> **Data**:
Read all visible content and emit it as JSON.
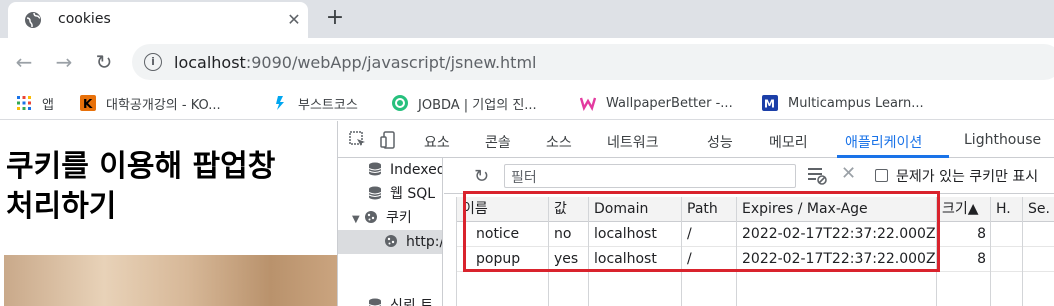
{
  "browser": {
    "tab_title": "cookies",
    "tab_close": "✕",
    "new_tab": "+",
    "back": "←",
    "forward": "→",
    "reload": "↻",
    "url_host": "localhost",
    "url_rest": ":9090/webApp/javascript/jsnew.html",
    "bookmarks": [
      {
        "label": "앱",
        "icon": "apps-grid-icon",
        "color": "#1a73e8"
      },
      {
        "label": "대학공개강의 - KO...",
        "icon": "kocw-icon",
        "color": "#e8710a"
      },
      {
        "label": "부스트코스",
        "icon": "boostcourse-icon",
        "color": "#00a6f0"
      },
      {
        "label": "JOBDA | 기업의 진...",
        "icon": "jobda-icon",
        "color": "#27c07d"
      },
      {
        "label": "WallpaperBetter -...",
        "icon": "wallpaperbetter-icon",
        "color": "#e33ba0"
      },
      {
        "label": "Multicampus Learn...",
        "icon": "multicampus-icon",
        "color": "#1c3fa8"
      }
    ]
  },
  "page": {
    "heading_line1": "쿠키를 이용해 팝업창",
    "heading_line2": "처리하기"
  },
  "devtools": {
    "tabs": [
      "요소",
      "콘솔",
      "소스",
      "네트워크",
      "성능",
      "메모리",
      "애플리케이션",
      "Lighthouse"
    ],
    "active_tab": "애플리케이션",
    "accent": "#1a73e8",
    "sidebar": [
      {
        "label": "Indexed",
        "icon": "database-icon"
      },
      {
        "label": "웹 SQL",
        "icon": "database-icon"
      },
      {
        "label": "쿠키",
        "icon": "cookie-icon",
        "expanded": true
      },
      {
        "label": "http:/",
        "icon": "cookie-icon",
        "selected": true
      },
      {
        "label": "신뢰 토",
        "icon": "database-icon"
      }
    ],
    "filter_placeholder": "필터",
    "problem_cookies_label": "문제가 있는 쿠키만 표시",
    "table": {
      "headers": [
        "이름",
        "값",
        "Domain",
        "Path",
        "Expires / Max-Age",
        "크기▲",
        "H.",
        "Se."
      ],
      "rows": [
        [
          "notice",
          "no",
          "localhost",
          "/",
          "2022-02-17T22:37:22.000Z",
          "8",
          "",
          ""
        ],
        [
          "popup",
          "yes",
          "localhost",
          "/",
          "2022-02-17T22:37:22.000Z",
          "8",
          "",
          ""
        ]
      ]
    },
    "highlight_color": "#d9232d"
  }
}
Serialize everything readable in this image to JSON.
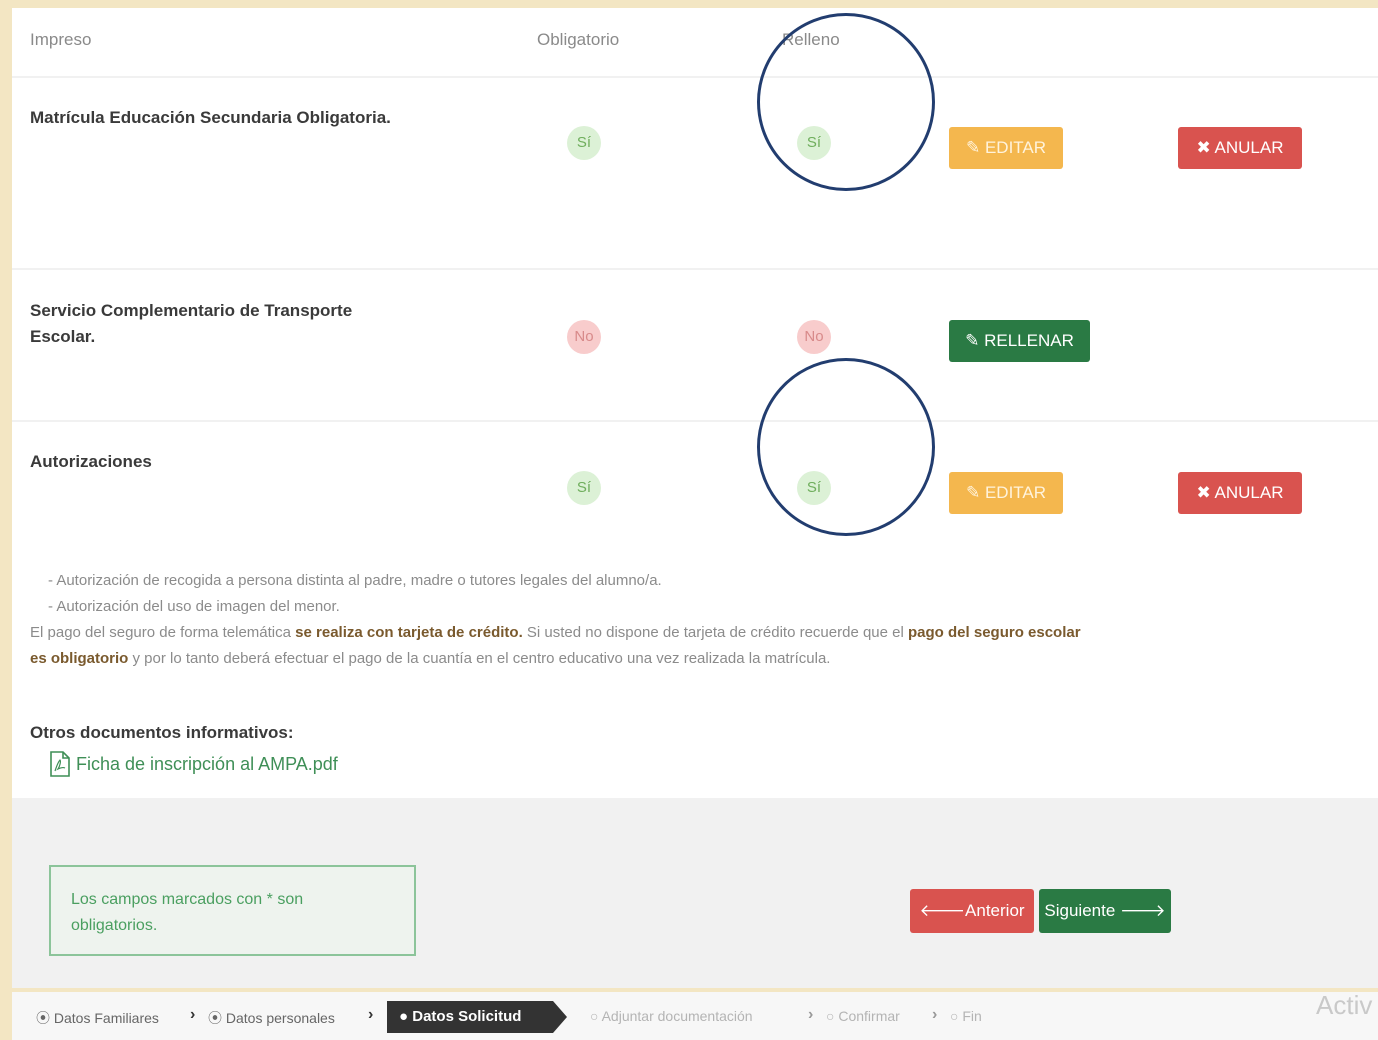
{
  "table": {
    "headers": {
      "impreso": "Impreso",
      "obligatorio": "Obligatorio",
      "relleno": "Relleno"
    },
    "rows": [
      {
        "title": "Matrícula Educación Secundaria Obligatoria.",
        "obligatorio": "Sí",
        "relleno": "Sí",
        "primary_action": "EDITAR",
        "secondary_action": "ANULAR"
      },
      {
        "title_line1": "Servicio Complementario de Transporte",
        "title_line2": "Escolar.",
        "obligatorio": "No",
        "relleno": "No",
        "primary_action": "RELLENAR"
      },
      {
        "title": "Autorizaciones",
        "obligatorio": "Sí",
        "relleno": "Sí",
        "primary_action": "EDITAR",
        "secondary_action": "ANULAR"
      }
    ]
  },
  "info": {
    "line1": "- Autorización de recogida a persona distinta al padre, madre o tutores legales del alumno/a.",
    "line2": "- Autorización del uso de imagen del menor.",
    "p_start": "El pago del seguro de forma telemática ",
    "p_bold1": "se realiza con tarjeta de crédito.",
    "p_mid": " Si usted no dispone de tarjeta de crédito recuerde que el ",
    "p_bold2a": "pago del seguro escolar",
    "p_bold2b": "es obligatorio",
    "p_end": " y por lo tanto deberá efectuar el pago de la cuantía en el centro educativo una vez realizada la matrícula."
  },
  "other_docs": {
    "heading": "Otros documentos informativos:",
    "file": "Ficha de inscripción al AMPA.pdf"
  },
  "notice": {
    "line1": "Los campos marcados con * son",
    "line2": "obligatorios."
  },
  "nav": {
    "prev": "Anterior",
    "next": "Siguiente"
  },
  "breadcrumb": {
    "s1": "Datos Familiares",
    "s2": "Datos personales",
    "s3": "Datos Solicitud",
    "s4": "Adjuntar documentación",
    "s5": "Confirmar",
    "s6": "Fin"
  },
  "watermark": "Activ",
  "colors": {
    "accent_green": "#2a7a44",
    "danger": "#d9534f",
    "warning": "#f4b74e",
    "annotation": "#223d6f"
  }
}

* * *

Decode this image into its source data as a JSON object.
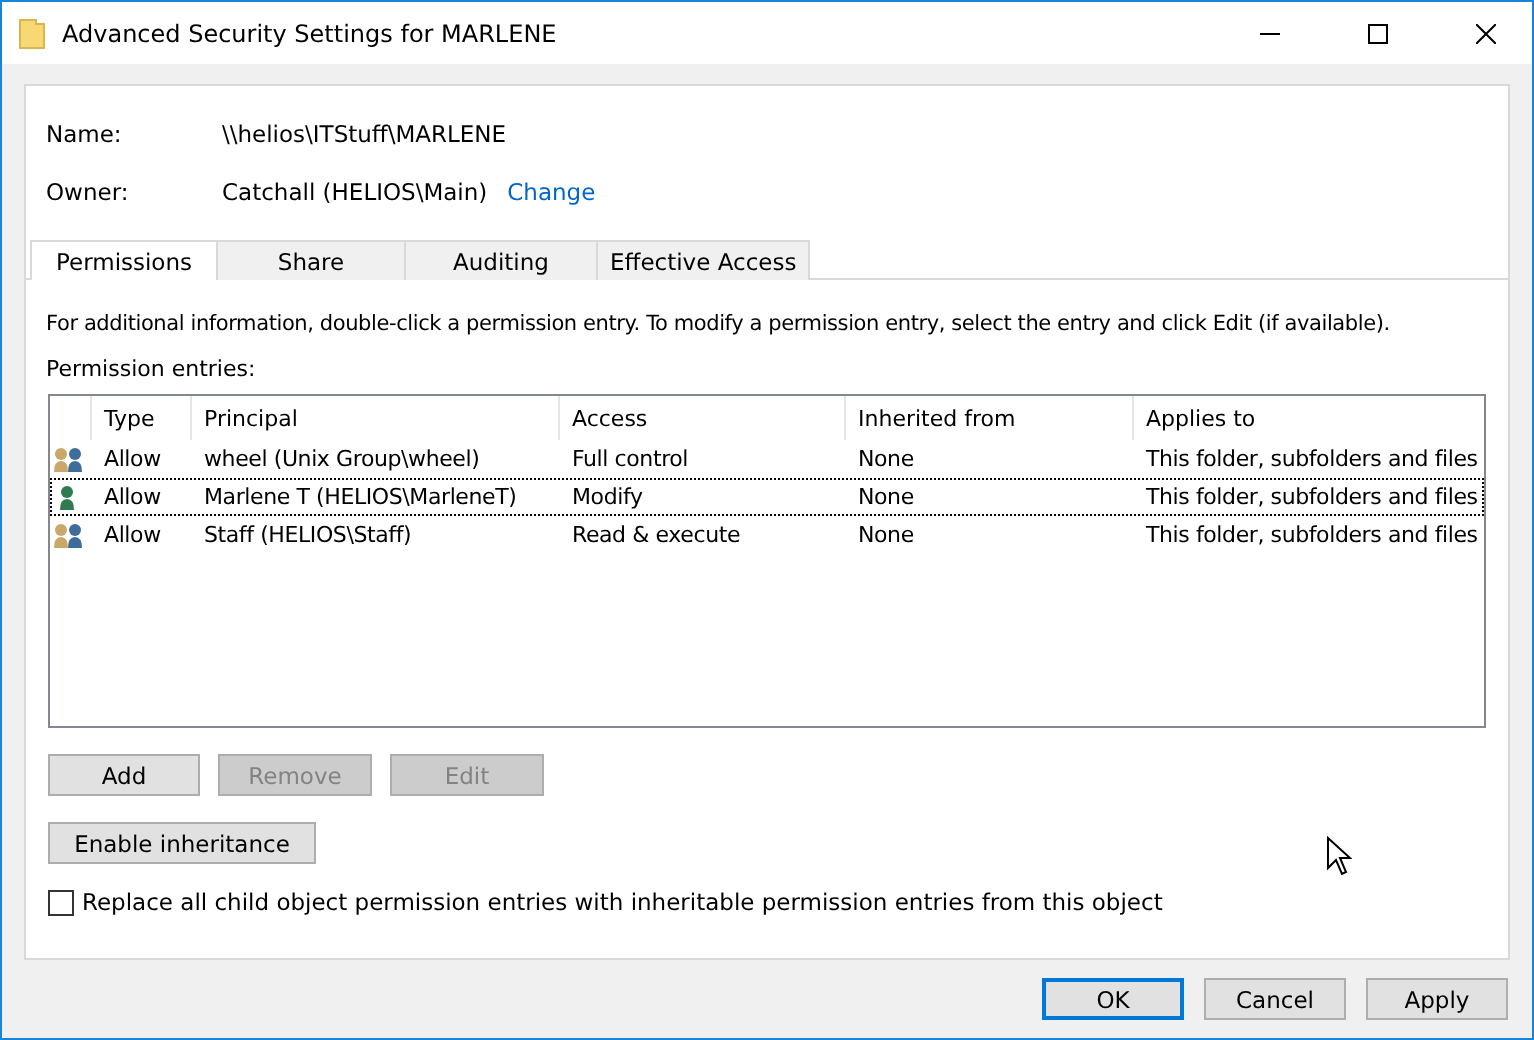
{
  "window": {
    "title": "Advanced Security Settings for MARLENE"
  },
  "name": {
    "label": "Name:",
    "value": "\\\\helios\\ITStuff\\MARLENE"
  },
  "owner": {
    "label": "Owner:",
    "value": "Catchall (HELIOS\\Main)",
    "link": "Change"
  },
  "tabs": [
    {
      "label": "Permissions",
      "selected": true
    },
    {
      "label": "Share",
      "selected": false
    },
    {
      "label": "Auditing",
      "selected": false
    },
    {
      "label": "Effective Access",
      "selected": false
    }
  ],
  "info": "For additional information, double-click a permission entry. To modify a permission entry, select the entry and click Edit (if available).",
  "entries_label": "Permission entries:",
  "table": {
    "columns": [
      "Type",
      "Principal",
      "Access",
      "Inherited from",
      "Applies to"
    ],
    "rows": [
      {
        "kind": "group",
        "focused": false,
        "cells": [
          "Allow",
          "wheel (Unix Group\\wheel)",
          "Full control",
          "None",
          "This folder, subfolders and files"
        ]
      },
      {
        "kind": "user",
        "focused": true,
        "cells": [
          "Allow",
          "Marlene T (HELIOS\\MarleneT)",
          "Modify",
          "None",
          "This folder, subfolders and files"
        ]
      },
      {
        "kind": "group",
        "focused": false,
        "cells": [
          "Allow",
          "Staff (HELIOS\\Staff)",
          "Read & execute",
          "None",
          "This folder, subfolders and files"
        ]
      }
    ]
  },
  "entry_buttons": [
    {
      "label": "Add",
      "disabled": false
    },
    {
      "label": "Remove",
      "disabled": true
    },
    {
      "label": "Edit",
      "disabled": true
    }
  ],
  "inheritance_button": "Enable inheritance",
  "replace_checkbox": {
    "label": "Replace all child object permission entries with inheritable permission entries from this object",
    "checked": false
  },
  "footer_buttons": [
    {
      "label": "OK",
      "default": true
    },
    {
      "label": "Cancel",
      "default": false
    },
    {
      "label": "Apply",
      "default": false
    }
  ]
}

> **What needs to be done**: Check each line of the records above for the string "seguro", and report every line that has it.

> **Answer to this exercise**:
    "p_start": "El pago del seguro de forma telemática ",
    "p_bold2a": "pago del seguro escolar",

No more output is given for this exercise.